Betting Odds Explained & Odds Table - Ultimate Guide (2018 Update)
In this article we explain all you need to know about betting odds including exactly what they are and what they represent, the various formats they can be displayed, an odds table, commonly used terminology and more.
Betting Odds Explained & Odds Conversion Table
Understanding betting odds is extremely important and is one of the first things you should master when entering the gambling world, even before you learn how to place a bet online. By doing so, not only will you be able to identify how likely an outcome is to happen, but also how to calculate the return value for a given stake.
So, how to betting odds work?
What Are Betting Odds?
Betting odds are used to express the likelihood of a given outcome occurring and allow you to determine the expected return from your stake should the predicted outcome become a reality.
It is important to know however that, in almost all cases, the odds provided by bookmakers do net necessarily reflect the true probabilities due to their ‘edge’.
There are three different ways that betting odds can be displayed.
Fractional Odds Explained
Fractional odds are also referred to as British Odds, UK Odds and Traditional Odds. Favoured by bookmakers in the UK and Ireland and most commonly used within horse racing, fractional odds quote the amount that will be paid out, should the bet win, relative to the stake.
Example: For odds of 2/1, for every £1 you place, you will make a profit of £2 (should the bet win) meaning the total return would be £3.
Decimal Odds Explained
Decimal odds are popular with many punters because they are easier to work out manually.
Favoured by bookmakers in continental Europe, Australia, New Zealand and Canada, decimal odds quote the exact amount that will be paid out, should the bet win, including the stake.
Decimal odds are most common on betting exchanges, but all leading online betting sites allow you to view betting odds in this format.
Example: For odds of 5.0, for every £1 you place, you will receive a total return of £5 (5.0 x £1).
American Odds Explained
American odds are also referred to as ‘money lines’. Favoured by American bookmakers, American Odds can be either positive (+) or negative (-) and are based on a 100 take.
- A negative number shows how much you have to stake in order to achieve a profit of $100.
Example: For odds of -150, you would have to stake $150 to get a $100 profit.
- A positive number shows how much profit you will make if you stake $100.
Example: For odds of +150, if you staked $100 then you make $150 profit.
Fractional Odds v Decimal Odds
The key difference between fractional odds and decimal odds is that decimal odds account for your returned stake to give you your ‘total winnings’ whereas fractional odds do not and only give you your potential profit.
Although there is no ‘right’ format to use, there has been a definite upward trend towards the use of decimal odds, for both bookmakers and punters which is very likely to be because they are easier to understand.

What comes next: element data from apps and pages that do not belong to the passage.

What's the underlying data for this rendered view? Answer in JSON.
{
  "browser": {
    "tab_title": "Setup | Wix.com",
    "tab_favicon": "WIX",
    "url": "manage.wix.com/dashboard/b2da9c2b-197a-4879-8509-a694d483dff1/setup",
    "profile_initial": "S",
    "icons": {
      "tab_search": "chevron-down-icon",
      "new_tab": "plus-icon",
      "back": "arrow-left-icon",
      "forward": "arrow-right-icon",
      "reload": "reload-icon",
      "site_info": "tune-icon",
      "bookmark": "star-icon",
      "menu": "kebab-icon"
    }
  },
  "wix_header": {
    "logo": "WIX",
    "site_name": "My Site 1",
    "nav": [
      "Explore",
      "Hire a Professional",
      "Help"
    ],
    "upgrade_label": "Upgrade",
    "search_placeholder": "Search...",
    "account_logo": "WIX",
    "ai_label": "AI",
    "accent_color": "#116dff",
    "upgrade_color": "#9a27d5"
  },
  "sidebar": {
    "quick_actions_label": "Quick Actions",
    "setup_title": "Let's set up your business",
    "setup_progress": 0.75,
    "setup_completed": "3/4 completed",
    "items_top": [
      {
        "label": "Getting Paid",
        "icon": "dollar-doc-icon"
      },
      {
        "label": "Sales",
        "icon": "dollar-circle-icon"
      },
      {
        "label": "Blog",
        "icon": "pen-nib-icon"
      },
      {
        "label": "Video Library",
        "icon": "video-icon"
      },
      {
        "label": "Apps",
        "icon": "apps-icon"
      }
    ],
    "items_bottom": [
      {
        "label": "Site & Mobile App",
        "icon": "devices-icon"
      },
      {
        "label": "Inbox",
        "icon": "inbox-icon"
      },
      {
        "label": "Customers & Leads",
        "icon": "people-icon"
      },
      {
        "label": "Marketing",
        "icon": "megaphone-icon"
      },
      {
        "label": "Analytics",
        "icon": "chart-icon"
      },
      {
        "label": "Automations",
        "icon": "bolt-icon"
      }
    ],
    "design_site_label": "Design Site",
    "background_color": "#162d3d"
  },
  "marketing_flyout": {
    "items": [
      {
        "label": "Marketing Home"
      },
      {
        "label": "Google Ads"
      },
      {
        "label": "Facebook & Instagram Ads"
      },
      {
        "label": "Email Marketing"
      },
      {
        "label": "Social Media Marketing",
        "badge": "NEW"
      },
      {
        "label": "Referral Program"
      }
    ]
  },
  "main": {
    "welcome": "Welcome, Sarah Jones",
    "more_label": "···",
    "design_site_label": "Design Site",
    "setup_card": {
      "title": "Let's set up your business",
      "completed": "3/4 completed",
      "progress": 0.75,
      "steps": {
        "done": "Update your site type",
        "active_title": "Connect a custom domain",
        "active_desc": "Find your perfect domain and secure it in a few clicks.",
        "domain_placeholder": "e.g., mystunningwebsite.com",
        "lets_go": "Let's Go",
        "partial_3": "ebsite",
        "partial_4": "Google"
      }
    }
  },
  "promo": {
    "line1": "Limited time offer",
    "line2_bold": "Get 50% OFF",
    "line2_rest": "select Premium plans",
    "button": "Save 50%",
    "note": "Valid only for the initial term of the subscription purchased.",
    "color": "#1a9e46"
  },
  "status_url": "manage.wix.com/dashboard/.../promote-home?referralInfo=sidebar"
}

Ultimately however, it comes down to individual preference and what you are more comfortable with.
You Get To Chose
It is imperative that you understand the odds you are looking at, as not only can it be the difference between a winning a losing bet, but it can also help you recognise value.
The good news is that most, if not all, betting sites nowadays allow you to select which format you’d like the odds to be displayed in. This option is usually found via settings while some bookmakers show a toggle button on every page for quick and easy access.
Odds Conversion Calculator
If you want to convert fractional odds into decimal odds or convert decimal odds into fractional odds then you can use our odds conversion calculator below.
Simply enter the fractional or decimal odds you’d like to convert and our Odds Conversion Calculator will automatically do the work for you.
At A Glance Betting Odds Conversion Table
Below is an ‘at a glance’ odds conversion table. Use this table to convert some of the most common fractional odds, decimal odds and american odds.
Betting Odds Terminology
Odds are expressed in the form of ‘X’ to ‘Y’ where X and Y are numbers. The word ‘to’ is most commonly replaced by either a slash or hyphen although occasionally you may see a colon. For example, 3/1, 3-2 and 3:1 are all interchangeable.
- Odds Against – When the probability of an outcome occurring is greater than 1/1 then this is often referred to as ‘odds against’. In other words, when the potential profit from a bet is greater than the amount staked.
- Odds On – ‘Odds on’ is the opposite of ‘odds against. When the probability of an outcome is less than 1/1 then this is often referred to as ‘odds on’. In other words, when the potential profit from a bet is less than the amount staked.
- Even Money – When the probability of an outcome occurring is exactly 1/1 then this is often referred to as ‘Even Money’ (also known as ‘EVENS’ or ‘EVS’. In other words, when the potential profit from a bet is the same as the amount staked.
Bookmakers use betting odds to translate the probability of a given outcome occurring into a more usable form in order to offer betting.
Grasping this concept and fully understanding how betting odds work will lay the foundation for your betting knowledge and can help you be a more successful bettor.